Do you find yourself distressed because you don’t seem to have time for things you consider important? It seems like such a backwards situation. After all, how can you lack time for something you hold in such high regard? The answer, oftentimes, involves a paradox. We hold these things in high regard, which means that they take up significant portions of our time. With the practicalities of work and family, along with other routine aspects of our lives, we have to make sacrifices. It is with these important and time-consuming activities that we can make the most impacting cuts. And so we end up removing the things we care about the most.
Obviously this is a backwards way of doing things, but it’s also a common way of doing things. But we don’t have to continue down this shallow path. As with all matters in our lives, we have a say in how we spend our time. That means we have two options when it comes to these important activities that we’ve neglected.
1) We can continue as-is and admit that what we thought was important to us really wasn’t.
2) We can make time for it.
To use a personal example: reading is an important aspect of my life. My father tried to instill a love of reading in me at a young age, but, being the rebellious type, I actively pushed reading, and him, away from me. Upon reflection, that might have been the most damaging choice I’ve ever made. It is through reading that we can learn about experiences outside of our own. The fewer things that are outside our experience, the more prepared we can be to act and react.
After college I made a commitment to read. But, like so many other life aspects, I made it a goal. I’ll read 50 books this year. No, that’s too unambitious. I’ll read 100 books! That’s not real motivation, though. That’s just an artificial goal, since it has no practical end. Why do I want to read? Once I answer that, I can proceed with a purpose.
For an example, I’ll turn to Ryan Holiday, a young man I admire greatly. He has written his own script in life, and judging by his accomplishments at such a young age things are working out. Throughout his life he has read extensively, and that has helped him stand out from the crowd. He’s no speed reader or anything. Rather, he reads a lot because he considers it his highest priority. Yet he doesn’t set some arbitrary number of books as a goal, nor does he schedule time every day to read. From a comment he left on his site:
I think if you get in the business of scheduling your reading time, you miss the point. If you make it a priority – one of your highest priorities – you will find the time to get enough of it done. You’ll pick up a book because you want to, rather than because from 9-10am, you HAVE to. It doesn’t matter how much time I commit to reading on a daily basis. Sometimes it’s a lot, sometimes only a little. What if I was stuck somewhere and didn’t have a book on me? It doesn’t mean I can’t be thinking of something I read recently (still part of the reading process). As Marcus writes, “with no books to read, I subsist on the logos.” What matters is that at the end of the day, I read enough to keep me challenged and introspective.

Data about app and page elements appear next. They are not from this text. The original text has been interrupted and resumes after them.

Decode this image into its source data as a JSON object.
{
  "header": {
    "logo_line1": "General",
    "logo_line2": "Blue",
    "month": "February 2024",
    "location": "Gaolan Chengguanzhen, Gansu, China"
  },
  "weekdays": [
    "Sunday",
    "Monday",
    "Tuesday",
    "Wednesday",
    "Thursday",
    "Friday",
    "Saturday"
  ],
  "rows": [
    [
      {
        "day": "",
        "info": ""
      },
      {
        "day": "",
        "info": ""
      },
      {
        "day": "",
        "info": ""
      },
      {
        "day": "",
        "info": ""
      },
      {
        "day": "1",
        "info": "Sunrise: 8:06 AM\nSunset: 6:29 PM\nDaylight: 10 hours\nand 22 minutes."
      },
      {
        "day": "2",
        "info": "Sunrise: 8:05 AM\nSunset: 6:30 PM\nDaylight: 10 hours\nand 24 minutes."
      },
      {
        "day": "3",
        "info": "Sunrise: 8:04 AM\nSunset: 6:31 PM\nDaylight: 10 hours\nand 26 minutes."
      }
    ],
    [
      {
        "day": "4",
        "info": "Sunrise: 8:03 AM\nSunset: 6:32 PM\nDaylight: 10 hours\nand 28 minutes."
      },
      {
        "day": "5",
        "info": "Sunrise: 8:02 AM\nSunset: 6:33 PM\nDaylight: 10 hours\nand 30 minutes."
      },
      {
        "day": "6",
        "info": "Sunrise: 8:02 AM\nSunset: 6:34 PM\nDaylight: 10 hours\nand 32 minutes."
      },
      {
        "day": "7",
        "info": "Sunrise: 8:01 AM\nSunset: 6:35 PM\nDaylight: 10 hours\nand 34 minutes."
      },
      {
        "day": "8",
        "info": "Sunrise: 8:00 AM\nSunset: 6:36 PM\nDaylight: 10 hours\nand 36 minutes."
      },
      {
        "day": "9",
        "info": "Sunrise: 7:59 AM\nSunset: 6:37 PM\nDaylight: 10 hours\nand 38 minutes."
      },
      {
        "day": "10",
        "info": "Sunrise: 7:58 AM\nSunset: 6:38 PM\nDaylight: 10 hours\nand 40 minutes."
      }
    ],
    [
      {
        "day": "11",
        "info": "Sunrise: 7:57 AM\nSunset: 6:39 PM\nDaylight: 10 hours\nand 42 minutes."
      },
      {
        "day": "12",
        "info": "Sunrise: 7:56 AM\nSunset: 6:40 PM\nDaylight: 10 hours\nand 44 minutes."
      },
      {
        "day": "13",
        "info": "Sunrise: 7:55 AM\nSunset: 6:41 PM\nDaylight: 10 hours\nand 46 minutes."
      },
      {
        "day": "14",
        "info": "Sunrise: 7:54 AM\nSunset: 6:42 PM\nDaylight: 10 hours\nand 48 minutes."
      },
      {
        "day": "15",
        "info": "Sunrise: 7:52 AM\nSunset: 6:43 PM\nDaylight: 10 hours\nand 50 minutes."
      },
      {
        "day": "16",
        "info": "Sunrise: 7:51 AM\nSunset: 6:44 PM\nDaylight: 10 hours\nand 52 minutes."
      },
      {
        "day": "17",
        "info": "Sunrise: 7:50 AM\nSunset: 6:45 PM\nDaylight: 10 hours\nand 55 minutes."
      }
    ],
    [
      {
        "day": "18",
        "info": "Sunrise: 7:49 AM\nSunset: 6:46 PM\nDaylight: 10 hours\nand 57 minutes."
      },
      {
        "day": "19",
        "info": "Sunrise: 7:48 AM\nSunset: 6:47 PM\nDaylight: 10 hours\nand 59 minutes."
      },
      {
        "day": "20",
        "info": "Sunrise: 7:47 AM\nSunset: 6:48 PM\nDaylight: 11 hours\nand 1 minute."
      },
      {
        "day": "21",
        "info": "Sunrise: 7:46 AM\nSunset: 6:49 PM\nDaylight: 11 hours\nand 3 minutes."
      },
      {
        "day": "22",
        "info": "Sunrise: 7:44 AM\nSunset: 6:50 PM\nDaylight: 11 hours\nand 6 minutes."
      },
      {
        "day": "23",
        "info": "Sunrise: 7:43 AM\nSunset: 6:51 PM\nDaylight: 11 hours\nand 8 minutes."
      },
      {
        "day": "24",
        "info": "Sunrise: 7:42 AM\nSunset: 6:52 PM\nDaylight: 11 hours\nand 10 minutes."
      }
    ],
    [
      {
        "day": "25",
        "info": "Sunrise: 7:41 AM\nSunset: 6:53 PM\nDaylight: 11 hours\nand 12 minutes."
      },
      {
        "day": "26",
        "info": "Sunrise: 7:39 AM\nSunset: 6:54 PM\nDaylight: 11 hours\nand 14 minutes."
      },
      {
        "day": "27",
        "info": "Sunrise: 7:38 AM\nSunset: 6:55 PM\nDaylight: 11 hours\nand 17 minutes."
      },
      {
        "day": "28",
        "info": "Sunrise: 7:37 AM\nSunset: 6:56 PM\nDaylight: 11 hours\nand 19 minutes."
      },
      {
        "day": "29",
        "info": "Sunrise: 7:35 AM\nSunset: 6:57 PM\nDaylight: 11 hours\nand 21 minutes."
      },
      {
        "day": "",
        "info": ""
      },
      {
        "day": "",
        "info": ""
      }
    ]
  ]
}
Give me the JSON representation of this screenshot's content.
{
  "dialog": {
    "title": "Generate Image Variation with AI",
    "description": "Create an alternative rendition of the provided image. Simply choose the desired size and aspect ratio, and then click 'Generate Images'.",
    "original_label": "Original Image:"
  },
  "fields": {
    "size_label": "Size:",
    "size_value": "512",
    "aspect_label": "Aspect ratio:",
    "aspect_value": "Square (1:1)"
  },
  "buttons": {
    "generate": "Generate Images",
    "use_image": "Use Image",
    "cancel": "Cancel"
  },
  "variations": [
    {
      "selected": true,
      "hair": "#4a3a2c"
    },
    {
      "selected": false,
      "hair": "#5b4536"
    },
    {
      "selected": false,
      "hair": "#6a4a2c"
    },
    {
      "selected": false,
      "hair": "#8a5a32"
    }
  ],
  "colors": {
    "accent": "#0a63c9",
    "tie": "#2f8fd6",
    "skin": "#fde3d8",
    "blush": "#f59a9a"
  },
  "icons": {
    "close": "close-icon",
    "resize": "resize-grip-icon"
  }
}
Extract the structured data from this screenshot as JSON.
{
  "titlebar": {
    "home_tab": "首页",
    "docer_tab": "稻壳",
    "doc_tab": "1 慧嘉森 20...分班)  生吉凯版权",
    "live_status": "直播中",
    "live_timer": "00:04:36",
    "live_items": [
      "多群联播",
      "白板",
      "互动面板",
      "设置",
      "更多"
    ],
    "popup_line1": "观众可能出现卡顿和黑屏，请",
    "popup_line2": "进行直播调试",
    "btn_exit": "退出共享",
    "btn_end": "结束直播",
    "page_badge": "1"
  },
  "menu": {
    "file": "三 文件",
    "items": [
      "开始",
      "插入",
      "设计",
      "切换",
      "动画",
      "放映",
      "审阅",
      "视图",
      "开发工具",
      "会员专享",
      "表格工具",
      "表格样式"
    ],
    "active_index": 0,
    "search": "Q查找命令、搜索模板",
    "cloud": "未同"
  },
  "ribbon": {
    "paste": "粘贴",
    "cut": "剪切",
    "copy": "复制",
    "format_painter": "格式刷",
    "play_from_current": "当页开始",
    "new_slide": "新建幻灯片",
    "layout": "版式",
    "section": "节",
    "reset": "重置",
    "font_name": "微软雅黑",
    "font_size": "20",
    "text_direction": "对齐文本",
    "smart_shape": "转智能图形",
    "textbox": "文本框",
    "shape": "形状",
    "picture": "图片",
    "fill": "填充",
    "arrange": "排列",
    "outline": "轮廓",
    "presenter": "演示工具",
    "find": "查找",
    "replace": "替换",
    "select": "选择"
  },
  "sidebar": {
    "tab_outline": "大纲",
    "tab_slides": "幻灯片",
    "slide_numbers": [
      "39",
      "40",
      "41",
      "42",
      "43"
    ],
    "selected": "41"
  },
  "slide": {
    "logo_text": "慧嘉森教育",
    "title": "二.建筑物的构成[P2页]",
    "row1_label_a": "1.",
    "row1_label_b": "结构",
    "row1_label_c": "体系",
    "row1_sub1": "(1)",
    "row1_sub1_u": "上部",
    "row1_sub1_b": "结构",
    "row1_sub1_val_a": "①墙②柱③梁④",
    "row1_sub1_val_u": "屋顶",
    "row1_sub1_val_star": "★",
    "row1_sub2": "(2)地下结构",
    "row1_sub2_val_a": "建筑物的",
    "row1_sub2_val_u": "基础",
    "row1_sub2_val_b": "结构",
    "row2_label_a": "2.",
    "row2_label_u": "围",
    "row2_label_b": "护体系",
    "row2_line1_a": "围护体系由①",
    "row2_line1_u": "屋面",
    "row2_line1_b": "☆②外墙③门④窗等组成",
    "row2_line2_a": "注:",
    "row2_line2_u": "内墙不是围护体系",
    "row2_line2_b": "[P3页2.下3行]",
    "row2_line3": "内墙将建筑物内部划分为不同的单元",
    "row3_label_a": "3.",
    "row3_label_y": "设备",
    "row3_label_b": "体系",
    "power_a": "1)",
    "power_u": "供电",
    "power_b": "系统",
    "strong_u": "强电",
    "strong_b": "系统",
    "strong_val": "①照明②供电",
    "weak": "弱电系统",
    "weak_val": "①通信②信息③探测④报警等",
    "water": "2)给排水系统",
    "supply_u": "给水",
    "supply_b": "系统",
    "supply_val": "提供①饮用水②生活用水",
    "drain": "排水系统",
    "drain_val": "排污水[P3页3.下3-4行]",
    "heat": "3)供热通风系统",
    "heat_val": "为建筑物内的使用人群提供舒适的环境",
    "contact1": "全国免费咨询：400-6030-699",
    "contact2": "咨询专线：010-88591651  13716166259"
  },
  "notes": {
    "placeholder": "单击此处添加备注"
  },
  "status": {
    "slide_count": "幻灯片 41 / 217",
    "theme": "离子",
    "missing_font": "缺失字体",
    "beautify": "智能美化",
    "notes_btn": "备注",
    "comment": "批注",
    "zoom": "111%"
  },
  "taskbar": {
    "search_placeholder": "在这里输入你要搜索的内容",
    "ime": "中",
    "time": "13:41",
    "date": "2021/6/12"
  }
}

I’ve always said that reading is a high priority, but this has rarely manifested in my daily doings. That’s when I realized that I had no motivation to make reading my highest priority. And so I changed up the formula. Instead of reading because it’s what I’m supposed to do, or reading because I think it will make me smarter in an abstract term, I think about why I want to read a specific book. It has changed my motivation greatly.
Why did I read Saul Alinsky’s Rules for Radicals? Because I’d seen it referenced in Robert Greene’s The 33 Strategies of War and I thought that his Alinsky reference hit on something important. I wanted to learn about Alinsky’s strategies and tactics in greater detail, because I thought I could apply them to my own life. And so I attacked his book with fervor. Now I’m reading the book Never Lose Again, because I’m a poor negotiator and feel I can improve my skill by actively learning and thinking about it. There is no overarching “I must read because reading will make me smarter” thought behind it. Each book has a specific purpose. And it’s with that purpose in mind that I attack each book.
I hope this provides an analogy for the aspect of life you consider important. If it is truly important, you’ll understand at base level why it is important. Once you understand it at that base level, you can then act. In fact, if it is truly important to you, you’ll have no choice but to act. You’ll see so clearly why this is important to you that you’ll kick yourself for not realizing it previously. We always have the opportunity to take back what’s important to us.